DIRECTIONS
In the data that follows, count every line holding the string "title" and give the count alone.

(Stored items from a collection)
• • • • •
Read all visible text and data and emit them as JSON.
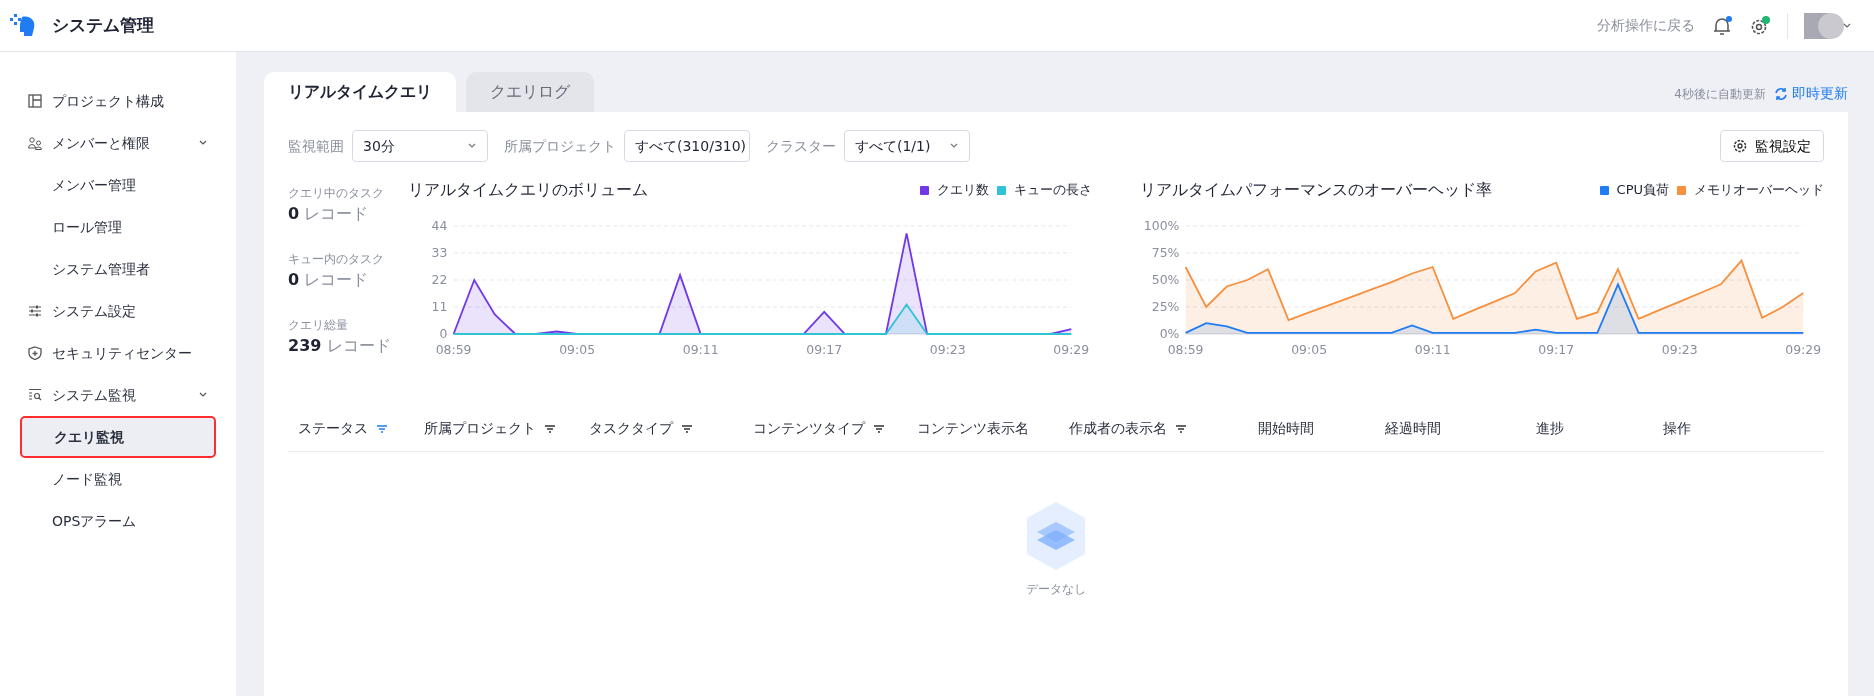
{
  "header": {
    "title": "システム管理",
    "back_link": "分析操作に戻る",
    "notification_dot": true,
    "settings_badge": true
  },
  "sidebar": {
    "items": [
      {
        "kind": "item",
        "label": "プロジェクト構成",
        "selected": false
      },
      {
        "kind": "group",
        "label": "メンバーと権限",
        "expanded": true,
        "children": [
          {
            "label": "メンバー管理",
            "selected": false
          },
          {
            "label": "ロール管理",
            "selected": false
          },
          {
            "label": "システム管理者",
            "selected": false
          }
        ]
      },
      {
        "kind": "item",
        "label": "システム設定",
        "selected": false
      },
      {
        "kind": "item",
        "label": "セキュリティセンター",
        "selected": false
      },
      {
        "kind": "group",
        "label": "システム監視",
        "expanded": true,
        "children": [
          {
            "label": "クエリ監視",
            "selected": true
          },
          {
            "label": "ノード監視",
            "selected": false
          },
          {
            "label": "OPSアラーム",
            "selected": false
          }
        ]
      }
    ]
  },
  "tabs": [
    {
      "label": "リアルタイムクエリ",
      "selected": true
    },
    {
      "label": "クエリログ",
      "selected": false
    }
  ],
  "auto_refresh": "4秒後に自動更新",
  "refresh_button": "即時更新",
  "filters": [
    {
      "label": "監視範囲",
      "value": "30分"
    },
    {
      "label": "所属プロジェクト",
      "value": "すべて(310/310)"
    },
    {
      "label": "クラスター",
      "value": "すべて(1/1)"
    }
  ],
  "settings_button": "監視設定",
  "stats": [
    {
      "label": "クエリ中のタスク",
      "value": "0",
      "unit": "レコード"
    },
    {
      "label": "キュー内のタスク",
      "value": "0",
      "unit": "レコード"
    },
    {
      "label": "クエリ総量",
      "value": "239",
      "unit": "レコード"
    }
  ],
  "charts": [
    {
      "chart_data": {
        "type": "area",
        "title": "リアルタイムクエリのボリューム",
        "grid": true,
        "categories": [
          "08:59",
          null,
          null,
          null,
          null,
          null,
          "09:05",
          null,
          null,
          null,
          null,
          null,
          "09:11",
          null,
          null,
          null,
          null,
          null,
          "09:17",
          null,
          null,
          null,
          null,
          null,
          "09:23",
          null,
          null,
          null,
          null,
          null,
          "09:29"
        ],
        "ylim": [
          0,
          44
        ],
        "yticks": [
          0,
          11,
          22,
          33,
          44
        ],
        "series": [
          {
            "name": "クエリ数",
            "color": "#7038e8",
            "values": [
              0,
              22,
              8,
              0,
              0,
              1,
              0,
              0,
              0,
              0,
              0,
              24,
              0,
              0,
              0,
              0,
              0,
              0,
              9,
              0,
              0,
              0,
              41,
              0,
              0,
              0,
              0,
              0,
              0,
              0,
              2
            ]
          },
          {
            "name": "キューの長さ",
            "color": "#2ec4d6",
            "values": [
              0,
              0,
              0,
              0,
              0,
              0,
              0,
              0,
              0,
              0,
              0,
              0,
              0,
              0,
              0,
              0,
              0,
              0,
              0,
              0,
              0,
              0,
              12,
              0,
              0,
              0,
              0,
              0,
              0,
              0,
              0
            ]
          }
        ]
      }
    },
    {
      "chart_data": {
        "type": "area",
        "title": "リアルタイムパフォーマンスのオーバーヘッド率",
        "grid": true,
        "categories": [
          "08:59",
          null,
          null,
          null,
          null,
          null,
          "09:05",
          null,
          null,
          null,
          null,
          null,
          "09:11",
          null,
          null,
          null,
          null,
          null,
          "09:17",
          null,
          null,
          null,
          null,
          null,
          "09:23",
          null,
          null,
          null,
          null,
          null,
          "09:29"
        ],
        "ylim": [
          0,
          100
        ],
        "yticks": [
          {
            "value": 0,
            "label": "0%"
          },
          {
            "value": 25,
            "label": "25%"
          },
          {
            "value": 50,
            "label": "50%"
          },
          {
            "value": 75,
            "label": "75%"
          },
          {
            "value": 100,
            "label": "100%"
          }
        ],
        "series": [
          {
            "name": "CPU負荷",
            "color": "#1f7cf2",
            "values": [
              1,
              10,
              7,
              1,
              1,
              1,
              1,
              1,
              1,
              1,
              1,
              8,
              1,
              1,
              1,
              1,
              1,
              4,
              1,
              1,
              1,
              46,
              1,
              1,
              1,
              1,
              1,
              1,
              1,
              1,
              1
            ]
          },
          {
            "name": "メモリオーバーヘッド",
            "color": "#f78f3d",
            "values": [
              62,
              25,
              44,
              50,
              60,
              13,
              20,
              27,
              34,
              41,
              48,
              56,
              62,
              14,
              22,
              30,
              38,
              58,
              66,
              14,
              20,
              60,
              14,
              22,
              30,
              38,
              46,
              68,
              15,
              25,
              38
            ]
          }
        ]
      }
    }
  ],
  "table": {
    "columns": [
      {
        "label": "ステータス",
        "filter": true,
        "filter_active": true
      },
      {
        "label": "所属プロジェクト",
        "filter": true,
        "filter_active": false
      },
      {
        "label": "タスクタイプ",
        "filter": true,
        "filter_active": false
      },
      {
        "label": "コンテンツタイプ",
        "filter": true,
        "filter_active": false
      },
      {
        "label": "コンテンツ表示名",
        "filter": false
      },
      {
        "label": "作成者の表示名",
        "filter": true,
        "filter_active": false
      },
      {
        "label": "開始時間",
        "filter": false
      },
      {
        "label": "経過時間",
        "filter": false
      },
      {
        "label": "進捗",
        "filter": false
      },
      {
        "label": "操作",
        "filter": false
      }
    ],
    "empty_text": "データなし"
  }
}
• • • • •
OUTPUT OF THE TASK
3